| Instructions to follow |
The records appear below. Report how many of their lines contain the word "this", giving the number alone.

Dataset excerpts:

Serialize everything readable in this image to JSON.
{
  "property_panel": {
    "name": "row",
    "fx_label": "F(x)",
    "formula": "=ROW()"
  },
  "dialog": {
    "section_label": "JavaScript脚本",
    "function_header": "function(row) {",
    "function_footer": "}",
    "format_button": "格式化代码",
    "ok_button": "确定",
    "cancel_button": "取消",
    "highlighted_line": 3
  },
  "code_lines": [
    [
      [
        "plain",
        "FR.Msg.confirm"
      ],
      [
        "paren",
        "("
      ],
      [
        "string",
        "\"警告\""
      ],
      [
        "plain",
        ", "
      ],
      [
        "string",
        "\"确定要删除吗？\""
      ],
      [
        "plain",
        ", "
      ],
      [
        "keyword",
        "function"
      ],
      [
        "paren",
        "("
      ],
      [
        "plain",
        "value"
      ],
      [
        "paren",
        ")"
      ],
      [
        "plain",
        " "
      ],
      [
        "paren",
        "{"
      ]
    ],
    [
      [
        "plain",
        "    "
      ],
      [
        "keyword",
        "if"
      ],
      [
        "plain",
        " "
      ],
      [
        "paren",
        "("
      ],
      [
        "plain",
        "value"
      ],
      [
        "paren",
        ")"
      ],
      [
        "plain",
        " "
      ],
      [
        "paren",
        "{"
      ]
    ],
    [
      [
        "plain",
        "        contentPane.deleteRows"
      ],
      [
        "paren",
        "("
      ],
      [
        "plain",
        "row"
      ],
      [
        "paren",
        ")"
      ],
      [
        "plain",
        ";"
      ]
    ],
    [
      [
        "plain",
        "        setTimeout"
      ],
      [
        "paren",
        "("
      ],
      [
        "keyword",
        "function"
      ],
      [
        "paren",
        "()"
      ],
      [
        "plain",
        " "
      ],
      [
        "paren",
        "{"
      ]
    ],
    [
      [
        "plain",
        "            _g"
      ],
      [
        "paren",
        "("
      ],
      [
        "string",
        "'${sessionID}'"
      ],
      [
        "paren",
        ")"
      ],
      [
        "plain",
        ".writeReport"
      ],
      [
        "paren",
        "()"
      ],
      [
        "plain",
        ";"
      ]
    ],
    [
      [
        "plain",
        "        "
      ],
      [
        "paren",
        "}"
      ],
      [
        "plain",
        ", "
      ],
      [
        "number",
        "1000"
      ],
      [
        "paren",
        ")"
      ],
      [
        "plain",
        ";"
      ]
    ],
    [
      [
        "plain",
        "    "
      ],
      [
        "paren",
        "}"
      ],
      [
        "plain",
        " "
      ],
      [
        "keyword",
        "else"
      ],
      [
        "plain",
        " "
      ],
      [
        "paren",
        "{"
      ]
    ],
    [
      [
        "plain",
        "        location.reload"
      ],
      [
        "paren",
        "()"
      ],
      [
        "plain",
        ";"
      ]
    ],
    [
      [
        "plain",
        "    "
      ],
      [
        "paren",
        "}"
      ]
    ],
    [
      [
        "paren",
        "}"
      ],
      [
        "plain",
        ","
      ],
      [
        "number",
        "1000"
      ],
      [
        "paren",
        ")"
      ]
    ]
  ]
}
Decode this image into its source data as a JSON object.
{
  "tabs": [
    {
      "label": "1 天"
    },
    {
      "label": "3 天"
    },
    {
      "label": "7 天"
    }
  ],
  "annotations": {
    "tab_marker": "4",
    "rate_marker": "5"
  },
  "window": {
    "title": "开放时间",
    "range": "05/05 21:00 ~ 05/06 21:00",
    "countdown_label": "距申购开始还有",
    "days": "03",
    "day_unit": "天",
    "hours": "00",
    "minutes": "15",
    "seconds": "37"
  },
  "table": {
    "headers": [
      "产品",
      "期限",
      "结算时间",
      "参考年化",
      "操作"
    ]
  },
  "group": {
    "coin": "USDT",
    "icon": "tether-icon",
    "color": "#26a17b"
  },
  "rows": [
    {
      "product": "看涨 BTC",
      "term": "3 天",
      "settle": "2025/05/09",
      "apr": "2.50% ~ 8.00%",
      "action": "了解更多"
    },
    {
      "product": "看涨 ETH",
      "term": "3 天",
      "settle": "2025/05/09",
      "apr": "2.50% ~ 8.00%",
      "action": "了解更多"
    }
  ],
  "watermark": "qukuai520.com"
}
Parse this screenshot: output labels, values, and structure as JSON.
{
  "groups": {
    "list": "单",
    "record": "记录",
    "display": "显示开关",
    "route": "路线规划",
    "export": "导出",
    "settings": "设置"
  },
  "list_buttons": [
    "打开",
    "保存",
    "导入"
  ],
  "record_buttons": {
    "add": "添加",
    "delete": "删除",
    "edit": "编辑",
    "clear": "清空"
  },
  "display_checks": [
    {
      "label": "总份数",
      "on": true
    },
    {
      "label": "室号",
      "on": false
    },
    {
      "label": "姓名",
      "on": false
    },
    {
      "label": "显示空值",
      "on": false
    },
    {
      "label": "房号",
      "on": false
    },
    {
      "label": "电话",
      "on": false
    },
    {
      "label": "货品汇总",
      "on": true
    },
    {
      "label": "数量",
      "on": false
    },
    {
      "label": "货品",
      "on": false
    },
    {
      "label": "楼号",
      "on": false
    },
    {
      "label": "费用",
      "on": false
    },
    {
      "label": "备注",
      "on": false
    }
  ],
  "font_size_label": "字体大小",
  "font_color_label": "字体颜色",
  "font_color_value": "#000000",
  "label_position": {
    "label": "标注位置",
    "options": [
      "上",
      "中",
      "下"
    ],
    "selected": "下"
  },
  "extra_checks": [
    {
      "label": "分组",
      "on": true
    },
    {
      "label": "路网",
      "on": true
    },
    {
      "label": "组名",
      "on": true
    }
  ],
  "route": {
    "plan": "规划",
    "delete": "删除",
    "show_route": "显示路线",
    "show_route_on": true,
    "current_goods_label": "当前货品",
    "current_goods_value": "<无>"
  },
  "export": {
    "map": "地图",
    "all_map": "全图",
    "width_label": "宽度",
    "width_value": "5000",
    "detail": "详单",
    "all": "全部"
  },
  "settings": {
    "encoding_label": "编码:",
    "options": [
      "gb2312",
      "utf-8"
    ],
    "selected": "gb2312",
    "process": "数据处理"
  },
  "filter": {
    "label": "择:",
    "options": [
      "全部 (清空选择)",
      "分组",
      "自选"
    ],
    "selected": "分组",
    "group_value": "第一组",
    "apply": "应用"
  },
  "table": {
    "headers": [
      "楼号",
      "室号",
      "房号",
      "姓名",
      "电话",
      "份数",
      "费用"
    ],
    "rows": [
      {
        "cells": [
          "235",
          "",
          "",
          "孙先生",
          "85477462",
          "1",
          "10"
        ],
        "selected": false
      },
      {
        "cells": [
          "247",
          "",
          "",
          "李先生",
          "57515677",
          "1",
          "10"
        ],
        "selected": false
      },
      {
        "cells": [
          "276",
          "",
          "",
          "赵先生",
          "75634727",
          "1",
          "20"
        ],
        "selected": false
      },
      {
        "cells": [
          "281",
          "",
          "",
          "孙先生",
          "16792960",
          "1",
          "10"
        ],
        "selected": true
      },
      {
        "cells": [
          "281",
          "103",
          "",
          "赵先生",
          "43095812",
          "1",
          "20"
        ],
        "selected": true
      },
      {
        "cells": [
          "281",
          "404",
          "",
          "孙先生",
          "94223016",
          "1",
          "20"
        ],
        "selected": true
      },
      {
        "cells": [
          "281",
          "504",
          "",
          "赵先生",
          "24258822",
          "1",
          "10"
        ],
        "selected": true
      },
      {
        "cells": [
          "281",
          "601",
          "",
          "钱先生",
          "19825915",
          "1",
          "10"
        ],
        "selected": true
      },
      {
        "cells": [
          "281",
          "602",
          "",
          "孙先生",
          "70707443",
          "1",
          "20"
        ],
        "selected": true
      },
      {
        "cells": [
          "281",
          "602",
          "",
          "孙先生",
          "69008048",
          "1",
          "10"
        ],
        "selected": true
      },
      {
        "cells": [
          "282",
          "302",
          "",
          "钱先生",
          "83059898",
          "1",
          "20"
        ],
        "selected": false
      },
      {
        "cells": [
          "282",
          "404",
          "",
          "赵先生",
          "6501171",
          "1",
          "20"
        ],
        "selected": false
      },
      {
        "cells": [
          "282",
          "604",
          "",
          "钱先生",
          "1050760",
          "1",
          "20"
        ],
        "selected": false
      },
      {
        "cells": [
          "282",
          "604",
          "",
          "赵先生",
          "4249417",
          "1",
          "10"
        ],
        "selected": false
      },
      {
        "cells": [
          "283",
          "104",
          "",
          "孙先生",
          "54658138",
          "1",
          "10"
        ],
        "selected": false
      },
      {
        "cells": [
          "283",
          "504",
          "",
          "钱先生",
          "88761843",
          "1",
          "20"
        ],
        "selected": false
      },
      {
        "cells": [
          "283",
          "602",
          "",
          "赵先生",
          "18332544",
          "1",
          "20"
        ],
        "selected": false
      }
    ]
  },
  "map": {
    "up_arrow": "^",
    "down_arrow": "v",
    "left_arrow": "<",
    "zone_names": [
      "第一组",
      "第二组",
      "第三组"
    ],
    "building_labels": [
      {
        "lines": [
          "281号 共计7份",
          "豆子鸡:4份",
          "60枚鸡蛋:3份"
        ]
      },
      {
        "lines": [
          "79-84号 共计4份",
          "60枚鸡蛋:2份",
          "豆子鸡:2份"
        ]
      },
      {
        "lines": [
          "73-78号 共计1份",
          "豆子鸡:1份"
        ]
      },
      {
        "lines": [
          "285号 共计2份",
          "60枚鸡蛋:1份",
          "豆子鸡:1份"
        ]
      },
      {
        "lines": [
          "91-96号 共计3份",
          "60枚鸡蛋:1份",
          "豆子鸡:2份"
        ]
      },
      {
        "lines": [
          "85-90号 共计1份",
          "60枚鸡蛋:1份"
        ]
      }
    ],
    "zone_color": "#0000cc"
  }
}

| Response to the exercise |
3